What the task requires »
Your answer must be the records below repeated word for word, with no pictures in it.

====== Data for the task

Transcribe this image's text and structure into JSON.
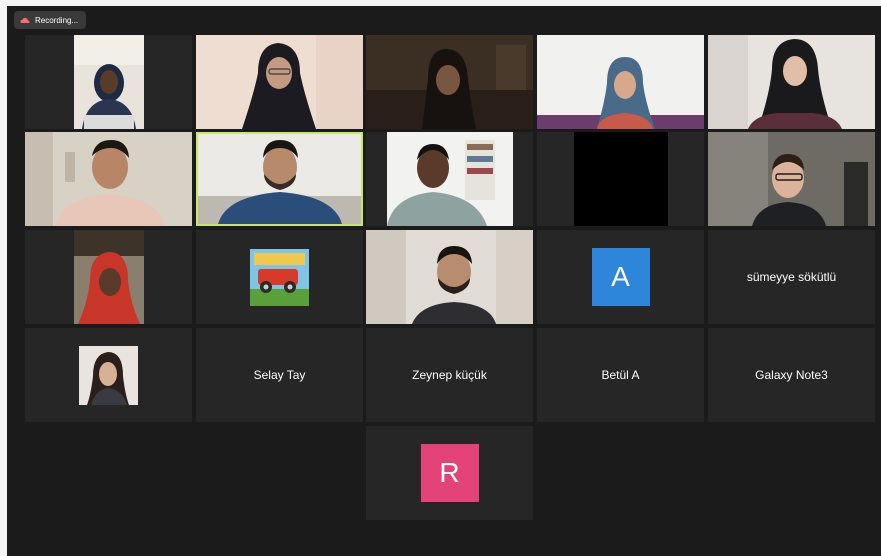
{
  "recording": {
    "label": "Recording..."
  },
  "colors": {
    "background": "#1b1b1b",
    "tile": "#262626",
    "active_border": "#c9e66a",
    "avatar_blue": "#2d86d9",
    "avatar_pink": "#e4437a",
    "recording_icon": "#ff6b6b"
  },
  "participants": [
    {
      "type": "video",
      "row": 1,
      "col": 1
    },
    {
      "type": "video",
      "row": 1,
      "col": 2
    },
    {
      "type": "video",
      "row": 1,
      "col": 3
    },
    {
      "type": "video",
      "row": 1,
      "col": 4
    },
    {
      "type": "video",
      "row": 1,
      "col": 5
    },
    {
      "type": "video",
      "row": 2,
      "col": 1
    },
    {
      "type": "video",
      "row": 2,
      "col": 2,
      "active_speaker": true
    },
    {
      "type": "video",
      "row": 2,
      "col": 3
    },
    {
      "type": "video-off",
      "row": 2,
      "col": 4
    },
    {
      "type": "video",
      "row": 2,
      "col": 5
    },
    {
      "type": "video",
      "row": 3,
      "col": 1
    },
    {
      "type": "profile-picture",
      "row": 3,
      "col": 2
    },
    {
      "type": "video",
      "row": 3,
      "col": 3
    },
    {
      "type": "avatar",
      "letter": "A",
      "row": 3,
      "col": 4
    },
    {
      "type": "name",
      "name": "sümeyye sökütlü",
      "row": 3,
      "col": 5
    },
    {
      "type": "profile-picture",
      "row": 4,
      "col": 1
    },
    {
      "type": "name",
      "name": "Selay Tay",
      "row": 4,
      "col": 2
    },
    {
      "type": "name",
      "name": "Zeynep küçük",
      "row": 4,
      "col": 3
    },
    {
      "type": "name",
      "name": "Betül A",
      "row": 4,
      "col": 4
    },
    {
      "type": "name",
      "name": "Galaxy Note3",
      "row": 4,
      "col": 5
    },
    {
      "type": "avatar",
      "letter": "R",
      "row": 5,
      "col": 3
    }
  ]
}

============

Reply to the exercise »
Transcribe this image's text and structure into JSON.
{
  "recording": {
    "label": "Recording..."
  },
  "colors": {
    "background": "#1b1b1b",
    "tile": "#262626",
    "active_border": "#c9e66a",
    "avatar_blue": "#2d86d9",
    "avatar_pink": "#e4437a",
    "recording_icon": "#ff6b6b"
  },
  "participants": [
    {
      "type": "video",
      "row": 1,
      "col": 1
    },
    {
      "type": "video",
      "row": 1,
      "col": 2
    },
    {
      "type": "video",
      "row": 1,
      "col": 3
    },
    {
      "type": "video",
      "row": 1,
      "col": 4
    },
    {
      "type": "video",
      "row": 1,
      "col": 5
    },
    {
      "type": "video",
      "row": 2,
      "col": 1
    },
    {
      "type": "video",
      "row": 2,
      "col": 2,
      "active_speaker": true
    },
    {
      "type": "video",
      "row": 2,
      "col": 3
    },
    {
      "type": "video-off",
      "row": 2,
      "col": 4
    },
    {
      "type": "video",
      "row": 2,
      "col": 5
    },
    {
      "type": "video",
      "row": 3,
      "col": 1
    },
    {
      "type": "profile-picture",
      "row": 3,
      "col": 2
    },
    {
      "type": "video",
      "row": 3,
      "col": 3
    },
    {
      "type": "avatar",
      "letter": "A",
      "row": 3,
      "col": 4
    },
    {
      "type": "name",
      "name": "sümeyye sökütlü",
      "row": 3,
      "col": 5
    },
    {
      "type": "profile-picture",
      "row": 4,
      "col": 1
    },
    {
      "type": "name",
      "name": "Selay Tay",
      "row": 4,
      "col": 2
    },
    {
      "type": "name",
      "name": "Zeynep küçük",
      "row": 4,
      "col": 3
    },
    {
      "type": "name",
      "name": "Betül A",
      "row": 4,
      "col": 4
    },
    {
      "type": "name",
      "name": "Galaxy Note3",
      "row": 4,
      "col": 5
    },
    {
      "type": "avatar",
      "letter": "R",
      "row": 5,
      "col": 3
    }
  ]
}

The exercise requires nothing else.